by: Christy Moore, Owner and Founder, Social Spin, Inc.
My parents taught me to use my voice and hands for good. Through their lived experiences as community stewards, I learned the importance of giving back. I remember my Ma volunteering with the PTA (she’s the best spooky carnival & sock hop planner), helping our teachers grade papers, make copies and building bulletin boards, and canvassing for causes important to us. Every step she took, my sisters and I took two to keep up with her. I also remember my dad coming home from his Union meetings, after spending hours interviewing political candidates.

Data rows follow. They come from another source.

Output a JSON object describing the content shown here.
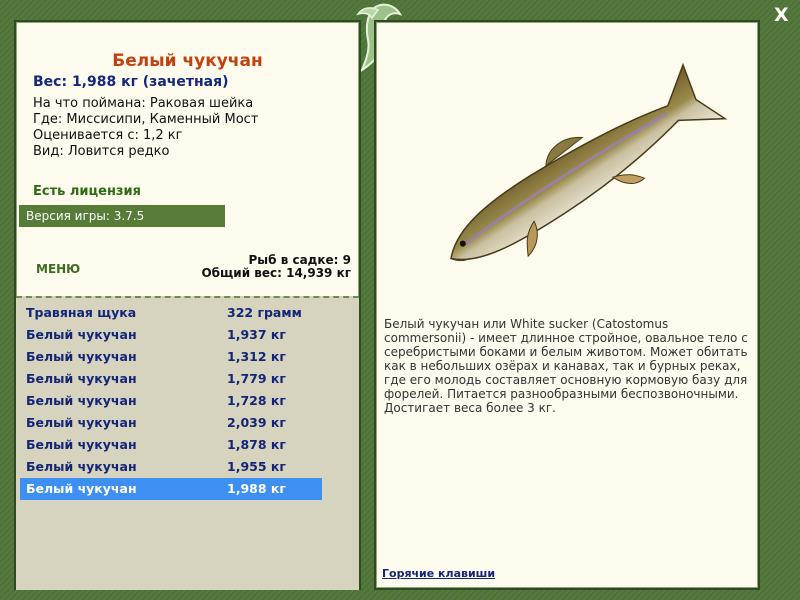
{
  "window": {
    "close_label": "X"
  },
  "fish": {
    "name": "Белый чукучан",
    "weight": "Вес: 1,988 кг (зачетная)",
    "bait": "На что поймана: Раковая шейка",
    "location": "Где: Миссисипи, Каменный Мост",
    "valued_from": "Оценивается с: 1,2 кг",
    "rarity": "Вид: Ловится редко"
  },
  "license": "Есть лицензия",
  "version": "Версия игры: 3.7.5",
  "menu_label": "МЕНЮ",
  "keepnet": {
    "count": "Рыб в садке: 9",
    "total": "Общий вес: 14,939 кг"
  },
  "catch_list": [
    {
      "name": "Травяная щука",
      "weight": "322 грамм"
    },
    {
      "name": "Белый чукучан",
      "weight": "1,937 кг"
    },
    {
      "name": "Белый чукучан",
      "weight": "1,312 кг"
    },
    {
      "name": "Белый чукучан",
      "weight": "1,779 кг"
    },
    {
      "name": "Белый чукучан",
      "weight": "1,728 кг"
    },
    {
      "name": "Белый чукучан",
      "weight": "2,039 кг"
    },
    {
      "name": "Белый чукучан",
      "weight": "1,878 кг"
    },
    {
      "name": "Белый чукучан",
      "weight": "1,955 кг"
    },
    {
      "name": "Белый чукучан",
      "weight": "1,988 кг"
    }
  ],
  "selected_index": 8,
  "description": "Белый чукучан или White sucker (Catostomus commersonii) - имеет длинное стройное, овальное тело с серебристыми боками и белым животом. Может обитать как в небольших озёрах и канавах, так и бурных реках, где его молодь составляет основную кормовую базу для форелей. Питается разнообразными беспозвоночными. Достигает веса более 3 кг.",
  "hotkeys_label": "Горячие клавиши",
  "colors": {
    "frame": "#4d7236",
    "panel": "#fcfbee",
    "list_bg": "#d6d4be",
    "selected": "#3d8ff2",
    "title": "#c2410f",
    "text_blue": "#142578"
  },
  "icons": {
    "ornament": "fish-ornament-icon",
    "fish_image": "white-sucker-fish"
  }
}
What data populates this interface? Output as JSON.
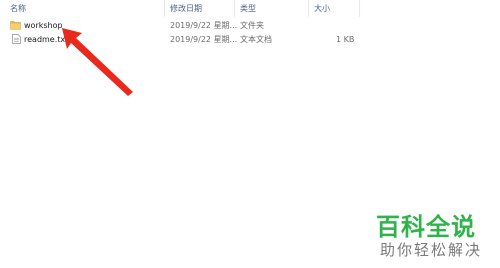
{
  "columns": {
    "name": "名称",
    "modified": "修改日期",
    "type": "类型",
    "size": "大小"
  },
  "files": [
    {
      "name": "workshop",
      "modified": "2019/9/22 星期...",
      "type": "文件夹",
      "size": "",
      "icon": "folder-icon"
    },
    {
      "name": "readme.txt",
      "modified": "2019/9/22 星期...",
      "type": "文本文档",
      "size": "1 KB",
      "icon": "text-file-icon"
    }
  ],
  "watermark": {
    "logo": "百科全说",
    "slogan": "助你轻松解决"
  },
  "colors": {
    "header_text": "#4d6185",
    "arrow": "#e8291c",
    "watermark_green": "#2fb34a",
    "folder": "#e9b94f"
  }
}
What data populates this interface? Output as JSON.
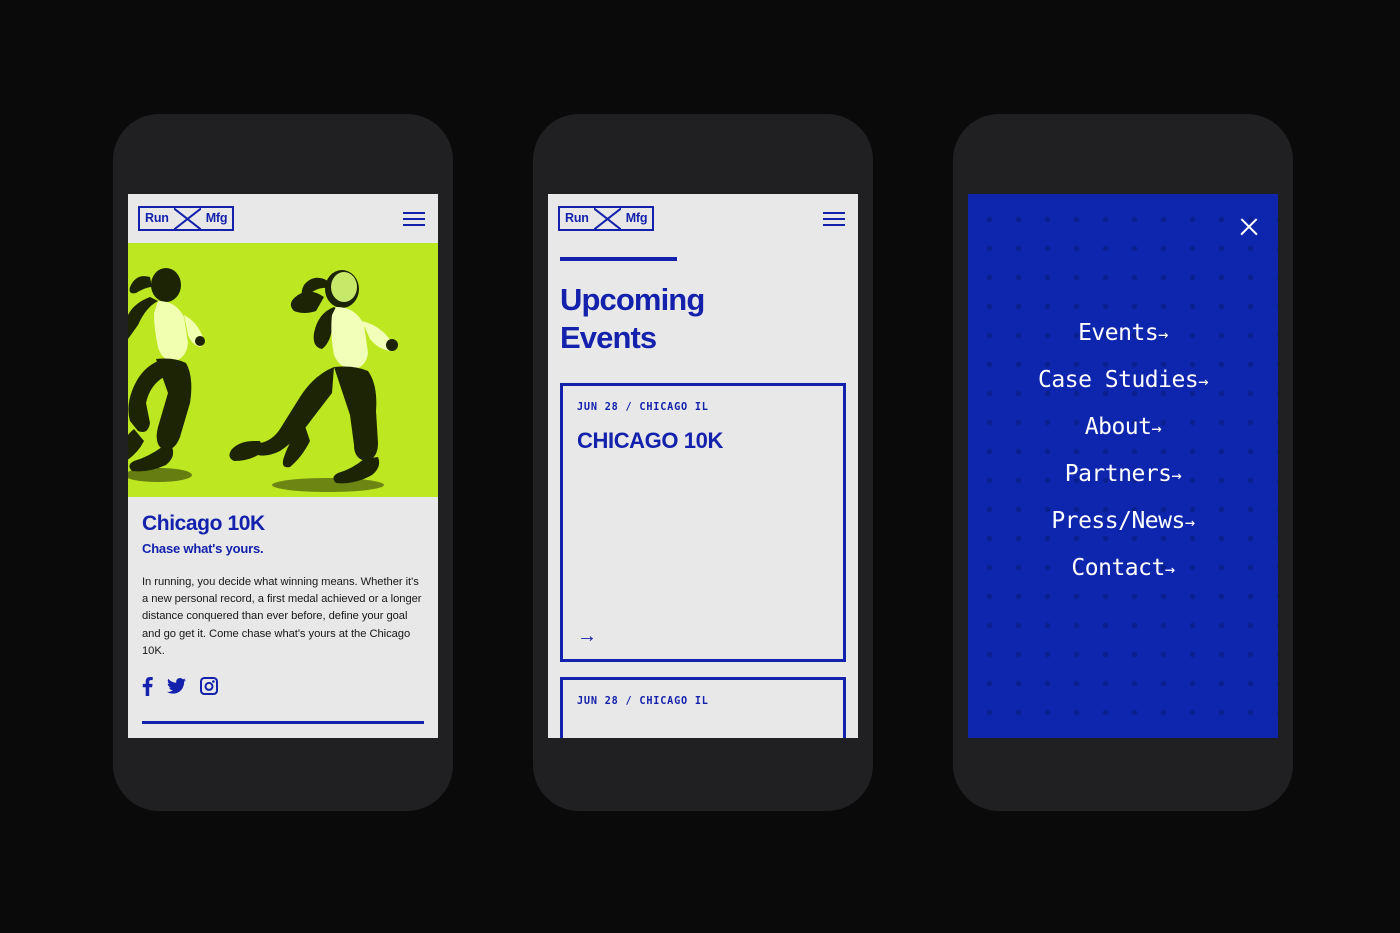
{
  "colors": {
    "brand_blue": "#1421ac",
    "menu_blue": "#0d26ad",
    "hero_green": "#bde821",
    "screen_bg": "#e8e8e8",
    "frame": "#202022",
    "page_bg": "#0a0a0b",
    "white": "#ffffff"
  },
  "brand": {
    "logo_left": "Run",
    "logo_right": "Mfg",
    "logo_divider_icon": "x-mark-icon",
    "menu_icon": "hamburger-icon"
  },
  "screen_event": {
    "hero_image_alt": "two-female-runners-duotone",
    "title": "Chicago 10K",
    "subtitle": "Chase what's yours.",
    "body": "In running, you decide what winning means. Whether it's a new personal record, a first medal achieved or a longer distance conquered than ever before, define your goal and go get it. Come chase what's yours at the Chicago 10K.",
    "socials": [
      {
        "name": "facebook-icon",
        "label": "Facebook"
      },
      {
        "name": "twitter-icon",
        "label": "Twitter"
      },
      {
        "name": "instagram-icon",
        "label": "Instagram"
      }
    ]
  },
  "screen_events": {
    "heading_line1": "Upcoming",
    "heading_line2": "Events",
    "cards": [
      {
        "meta": "JUN 28 / CHICAGO IL",
        "name": "CHICAGO 10K",
        "arrow": "→"
      },
      {
        "meta": "JUN 28 / CHICAGO IL",
        "name": "",
        "arrow": "→"
      }
    ]
  },
  "screen_menu": {
    "close_icon": "close-icon",
    "items": [
      {
        "label": "Events",
        "arrow": "→"
      },
      {
        "label": "Case Studies",
        "arrow": "→"
      },
      {
        "label": "About",
        "arrow": "→"
      },
      {
        "label": "Partners",
        "arrow": "→"
      },
      {
        "label": "Press/News",
        "arrow": "→"
      },
      {
        "label": "Contact",
        "arrow": "→"
      }
    ]
  }
}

He was a frequent jury member (I have yet to serve in this capacity), who always brought the extra donuts from the jury room home for our family to enjoy.
So naturally, my Ma signed me up to be a Brownie. Years later I graduated as a Cadet with my Gold Star Award, known as the most prestigious award in the world for girls. Later on, my Ma became a Troop Leader for my younger sister and my big sister served as her Assistant. I have lots of memories of my Troop, and my Ma and sisters have their memories too. The Girl Scout Law, which I intentionally live, is ingrained my brain.
Last month we had a party. It was a memory making, soul filling, tummy pleasing party complete with lots of campfire s’mores. In lieu of tangible holiday gifts last year, my husband and I purchased an experience for our family – a s’mores party at the Girl Scouts-Arizona Cactus-Pine’s Parsons Leadership Center in South Phoenix. We were inspired to invest in Girl Scouts because of the impact it had on me and my original women’s tribe – my Ma and sisters.
Former Vice President Joe Biden said, “Show me your budget, and I’ll tell you what you value.”
My husband and I strive to align our budget with our core values of family, independence and respect. For example, the s’mores party allowed us to invest in a cause that teaches girls to respect themselves and others while “creating memories” with our family, like my Ma always encourages us to do.
What does your budget say about your values?
If you’re not already practicing value-based budgeting, consider doing the “30 Days and Three Seconds” experiment. It’s a great way to identify ways to have more value-based impact with your money. If you’d prefer to use voice and hands for good, consider asking yourself these questions before deciding how to leverage your time and talents.
There’s an abundance of investment and service opportunities. Pick those that best align with your values, and you’ll always make an impact. We’re all responsible for “making the world a better place,” according to the Girl Scout Law (and my parents).